I would change only a single thing: Instead of “lift your head” I would say, “let God lift your head”.
Because I am unable to lift it myself.
I don’t have the strength, I don’t have the power, I don’t have the energy to raise my head above my current circumstances. I am bent under the weight of sorrow and grief. If left to myself, I will stay here and simply wait for the end to come-it sometimes sounds easier and more inviting.
But the truth is, it AIN’T over yet.
I don’t get to make that choice. God does. And as long as He keeps me here I want to rely on Him to lift my head and make my life a living testimony to His power, grace, mercy and love.
There IS salvation from God-not only eternal salvation but also salvation from the pit of despair and despondency that threatens to swallow my soul.
I am always amazed to see my frightened flock bound toward me, faces raised in confidence that whatever is pursuing them is no match for their shepherd.
The loud noise may continue, the dogs may still be nipping at their heels,but in my presence is peace.
So often we think of peace as a cessation of hostility, but the biblical concept of shalom is so much more.
The Hebrew meaning of the word includes
as well as the absence of agitation or discord.
It is more like the satisfied sleepy smile of an infant, safe in his mother’s arms and full of wholesome milk from her breast.
There is no thought for what might be next,
no fear that the safety he is experiencing right now may be taken away,
no worry that the bountiful supply of care will be depleted.
“He maketh me to lie down in green pastures.” Psalm 23:2
Jehovah-Shalom-the LORD my Peace.
Peace is not a place or a promise-peace is a Person.
Even as I walk this hard path of grieving my son, I am strangely, inexplicably at peace in the core of my being.

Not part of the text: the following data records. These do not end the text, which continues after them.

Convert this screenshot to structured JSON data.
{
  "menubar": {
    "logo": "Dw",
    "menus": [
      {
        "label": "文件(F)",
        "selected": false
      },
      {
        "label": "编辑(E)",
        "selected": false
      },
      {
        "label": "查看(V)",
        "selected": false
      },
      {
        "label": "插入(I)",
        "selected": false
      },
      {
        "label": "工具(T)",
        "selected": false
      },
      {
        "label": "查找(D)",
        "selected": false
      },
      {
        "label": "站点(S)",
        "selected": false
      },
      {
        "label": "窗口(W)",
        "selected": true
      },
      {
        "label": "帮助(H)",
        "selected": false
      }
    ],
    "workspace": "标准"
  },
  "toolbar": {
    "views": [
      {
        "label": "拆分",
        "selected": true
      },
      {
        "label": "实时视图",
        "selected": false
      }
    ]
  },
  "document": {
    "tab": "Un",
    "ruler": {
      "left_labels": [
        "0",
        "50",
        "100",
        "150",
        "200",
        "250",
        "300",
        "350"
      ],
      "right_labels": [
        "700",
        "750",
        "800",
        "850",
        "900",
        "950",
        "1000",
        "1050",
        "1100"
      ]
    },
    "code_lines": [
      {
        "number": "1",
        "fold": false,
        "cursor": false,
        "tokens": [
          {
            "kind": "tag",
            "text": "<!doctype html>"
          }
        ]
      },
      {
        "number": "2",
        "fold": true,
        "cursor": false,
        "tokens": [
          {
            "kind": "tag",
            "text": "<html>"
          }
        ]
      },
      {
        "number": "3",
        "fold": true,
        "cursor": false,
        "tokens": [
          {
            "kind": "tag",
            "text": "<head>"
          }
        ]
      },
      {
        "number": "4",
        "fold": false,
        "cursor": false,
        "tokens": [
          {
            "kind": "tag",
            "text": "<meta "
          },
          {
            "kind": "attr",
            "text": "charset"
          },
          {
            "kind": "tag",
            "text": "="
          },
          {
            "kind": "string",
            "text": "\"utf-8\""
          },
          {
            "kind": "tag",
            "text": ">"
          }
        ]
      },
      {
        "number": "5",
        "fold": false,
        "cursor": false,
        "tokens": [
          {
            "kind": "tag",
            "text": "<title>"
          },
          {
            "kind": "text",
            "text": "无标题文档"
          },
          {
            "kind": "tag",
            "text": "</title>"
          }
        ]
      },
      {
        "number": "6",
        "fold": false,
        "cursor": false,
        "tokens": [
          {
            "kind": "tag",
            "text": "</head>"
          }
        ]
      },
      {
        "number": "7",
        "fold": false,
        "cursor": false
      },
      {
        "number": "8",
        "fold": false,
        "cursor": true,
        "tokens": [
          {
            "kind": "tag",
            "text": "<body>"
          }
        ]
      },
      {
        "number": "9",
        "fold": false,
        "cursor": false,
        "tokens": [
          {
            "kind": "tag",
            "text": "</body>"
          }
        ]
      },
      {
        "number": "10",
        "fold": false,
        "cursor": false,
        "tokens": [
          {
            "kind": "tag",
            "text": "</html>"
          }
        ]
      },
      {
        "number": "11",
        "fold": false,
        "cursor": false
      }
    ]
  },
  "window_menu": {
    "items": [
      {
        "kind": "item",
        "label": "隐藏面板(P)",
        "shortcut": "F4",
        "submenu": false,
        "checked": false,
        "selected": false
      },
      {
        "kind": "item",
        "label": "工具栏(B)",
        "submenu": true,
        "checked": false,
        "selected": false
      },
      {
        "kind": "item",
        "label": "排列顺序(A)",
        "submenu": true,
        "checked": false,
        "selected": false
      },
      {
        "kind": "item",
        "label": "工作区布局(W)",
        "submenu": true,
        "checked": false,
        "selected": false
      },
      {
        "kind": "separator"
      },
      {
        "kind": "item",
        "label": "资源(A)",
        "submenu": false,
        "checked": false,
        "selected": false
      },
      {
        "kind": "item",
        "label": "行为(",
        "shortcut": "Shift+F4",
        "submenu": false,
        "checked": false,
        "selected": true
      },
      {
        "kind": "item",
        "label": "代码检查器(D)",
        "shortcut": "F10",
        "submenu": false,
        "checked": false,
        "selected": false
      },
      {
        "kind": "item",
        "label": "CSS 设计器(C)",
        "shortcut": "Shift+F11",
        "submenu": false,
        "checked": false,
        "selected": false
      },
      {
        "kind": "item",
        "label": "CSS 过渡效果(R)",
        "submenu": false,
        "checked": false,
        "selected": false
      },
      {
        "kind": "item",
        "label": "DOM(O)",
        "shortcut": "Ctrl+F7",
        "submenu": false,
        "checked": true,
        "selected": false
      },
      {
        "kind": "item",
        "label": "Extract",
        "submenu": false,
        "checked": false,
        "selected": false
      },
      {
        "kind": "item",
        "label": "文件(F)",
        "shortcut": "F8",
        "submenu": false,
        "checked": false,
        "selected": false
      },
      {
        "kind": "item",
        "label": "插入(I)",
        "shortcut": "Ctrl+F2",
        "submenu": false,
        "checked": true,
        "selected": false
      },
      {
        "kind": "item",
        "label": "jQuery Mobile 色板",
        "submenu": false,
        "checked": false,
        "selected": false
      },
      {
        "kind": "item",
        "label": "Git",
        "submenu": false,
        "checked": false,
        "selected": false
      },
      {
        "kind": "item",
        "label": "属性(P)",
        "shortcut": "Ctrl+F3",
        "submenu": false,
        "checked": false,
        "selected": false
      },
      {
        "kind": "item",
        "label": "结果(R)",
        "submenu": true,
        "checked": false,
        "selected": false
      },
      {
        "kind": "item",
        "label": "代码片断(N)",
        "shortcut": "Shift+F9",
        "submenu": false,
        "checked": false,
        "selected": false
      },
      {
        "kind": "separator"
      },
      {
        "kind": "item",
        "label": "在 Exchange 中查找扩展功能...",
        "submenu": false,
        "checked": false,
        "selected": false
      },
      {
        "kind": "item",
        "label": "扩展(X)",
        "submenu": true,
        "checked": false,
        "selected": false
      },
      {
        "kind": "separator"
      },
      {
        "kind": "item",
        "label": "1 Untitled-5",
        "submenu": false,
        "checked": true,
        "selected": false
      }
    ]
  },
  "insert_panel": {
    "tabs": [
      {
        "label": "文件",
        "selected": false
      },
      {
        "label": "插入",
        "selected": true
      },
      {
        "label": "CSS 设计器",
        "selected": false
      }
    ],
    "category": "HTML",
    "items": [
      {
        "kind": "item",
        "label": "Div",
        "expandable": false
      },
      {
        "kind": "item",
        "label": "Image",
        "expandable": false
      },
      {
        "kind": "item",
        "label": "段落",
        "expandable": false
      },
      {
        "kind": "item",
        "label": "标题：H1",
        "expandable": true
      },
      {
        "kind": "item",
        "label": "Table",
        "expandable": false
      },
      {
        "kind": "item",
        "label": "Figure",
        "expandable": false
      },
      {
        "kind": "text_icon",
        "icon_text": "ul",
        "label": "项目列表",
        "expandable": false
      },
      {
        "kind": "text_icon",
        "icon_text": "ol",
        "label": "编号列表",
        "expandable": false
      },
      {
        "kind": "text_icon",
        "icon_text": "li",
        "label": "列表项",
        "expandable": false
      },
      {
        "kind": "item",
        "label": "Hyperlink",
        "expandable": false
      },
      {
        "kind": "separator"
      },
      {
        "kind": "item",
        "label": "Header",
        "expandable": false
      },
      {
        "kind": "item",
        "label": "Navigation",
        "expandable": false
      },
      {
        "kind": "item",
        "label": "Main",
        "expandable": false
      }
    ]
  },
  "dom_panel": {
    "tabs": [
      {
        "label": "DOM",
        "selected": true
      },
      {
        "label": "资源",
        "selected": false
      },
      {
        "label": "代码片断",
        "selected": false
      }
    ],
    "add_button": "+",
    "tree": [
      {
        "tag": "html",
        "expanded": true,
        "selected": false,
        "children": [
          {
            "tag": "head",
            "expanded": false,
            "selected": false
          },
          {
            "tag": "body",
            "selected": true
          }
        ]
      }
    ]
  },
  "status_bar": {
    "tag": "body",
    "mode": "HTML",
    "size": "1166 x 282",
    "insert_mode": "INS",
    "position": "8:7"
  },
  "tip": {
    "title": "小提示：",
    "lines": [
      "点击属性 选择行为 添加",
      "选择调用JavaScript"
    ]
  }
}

And God’s peace [shall be yours, that tranquil state of a soul assured of its salvationt through Christ, and so fearing nothing from God and being content with its earthly lot of whatever sort that is, that peace] which transcends all understanding shall garrison and mount guard over your hearts and minds in Christ Jesus.
Philippians 4: AMPC
Fear reigns in the hearts of many-even those who believe in Jesus.
And if I trust in the government, or the police, or myself to keep me safe, I have every reason to be fearful.
But when I rest completely in Jehovah-Shalom, the LORD Who is Himself my Peace, I can be assured that I am safe.
Not safe from all harm, but safe in His love and care.
One reason grief is so exhausting is that every step I take is on a balance beam of faith and hope.
I must navigate every necessary task without falling off.
According to one sports writer, “The balance beam is often regarded as the most difficult event in women’s gymnastics at any level of competition. At only four inches wide and four feet off the ground, there’s barely enough space for a person’s foot to fit on the beam let alone enough room to flip and dance.”
But an average competitive routine lasts only 30 to 90 seconds.
I will have to walk this narrow way the rest of my life.
Despair lies in wait on my left. One misstep and I’m lost. Down on the ground, hurting and hopeless. Doubt, guilt, anger and grief threaten to drag me into a pit so deep there’s no way out.
Delusion calls from the right.
Singing a lullaby to my wounded heart-he’s not really gone. “Can’t you feel him in the wind? See him in the clouds?” It would be so easy to just step off the rational and faithful path and embrace some fluffy facsimile of biblical truth.
The solid beam is my faith and hope in Jesus Christ.
That what He said is true.
That what He promises will come to pass.
That even though I cannot see proof of life after death, it exists and Dominic is experiencing it.
That, like David said when his baby died, “He cannot come to me, but I can go to him.”
It takes every fiber of my being to focus my will and to direct my attention to the Truth.
Many nights I fall asleep reciting Scripture. Many mornings I wake before the sun and remind myself that even in the dark, God reigns.
So when you see me and I look tired-I am.
But I wait in hope for the LORD…
We wait in hope for the LORD; He is our help and our shield. In Him our hearts rejoice, for we trust in His holy name. May your unfailing love be with us, LORD, even as we put our hope in you.